But what happens if, after death, it is discovered that the deceased individual died with insufficient assets to satisfy all of their debts? Can a property that vested in the surviving joint-tenant be clawed back into the estate to satisfy the deceased individual’s debts?
In Re Cameron Estate, the Ontario Court was forced to consider just such a scenario when, after death, it was discovered the deceased individual had insufficient assets to satisfy all of his debts. The bank to whom the deceased owed money attempted to argue that the matrimonial home that vested in the surviving joint-tenant on death could be clawed back into the estate to satisfy the debt.
In arguing that the property could be clawed back into the estate to satisfy the debt, the bank put forward two main arguments: (1) that the transfer constituted a “transfer under value” within the meaning of s.96 of the Bankruptcy and Insolvency Act (the “BIA”); and (2) that the deceased’s estate held an interest in the property by way of constructive trust.
The court rejected both arguments. Interestingly, in rejecting the bank’s argument that the transfer constituted a transfer undervalue within the BIA, the court offers the following analysis of what occurs upon the death of an individual who owns property as a joint-tenant:
“When one joint tenant dies, its interest in the property is extinguished, and the rights of the remaining joint tenant or tenants are correspondingly enlarged.
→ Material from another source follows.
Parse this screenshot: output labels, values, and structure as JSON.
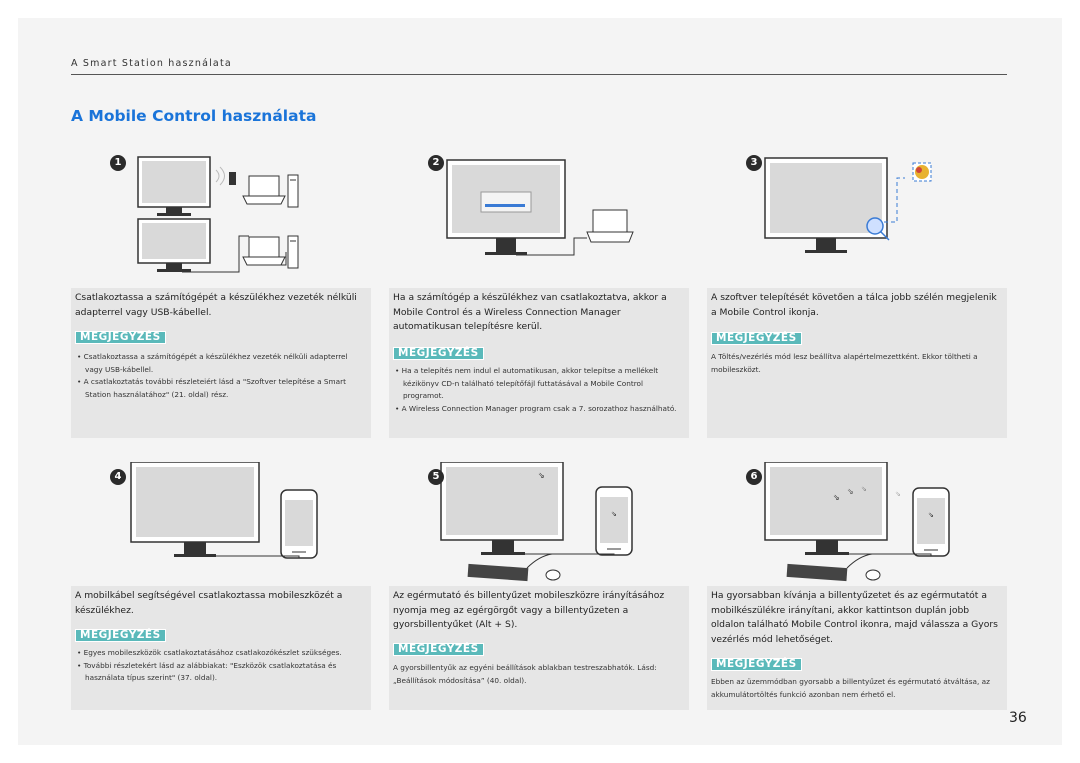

The enlarged interest immediately vests in the remaining join tenant or tenants.”
Simply put, when a joint-tenant dies, their interest is not transferred to the surviving joint-tenant by right of survivorship, but rather the deceased joint-tenant’s interest is extinguished and title to the property vests solely in the surviving joint-tenant. As there is no “transfer” to the surviving joint-tenant, there can be no transfer undervalue.
As Cameron Estate makes clear, a property that passes to a joint-tenant by right of survivorship cannot be clawed back into the estate to satisfy a debt under normal circumstances.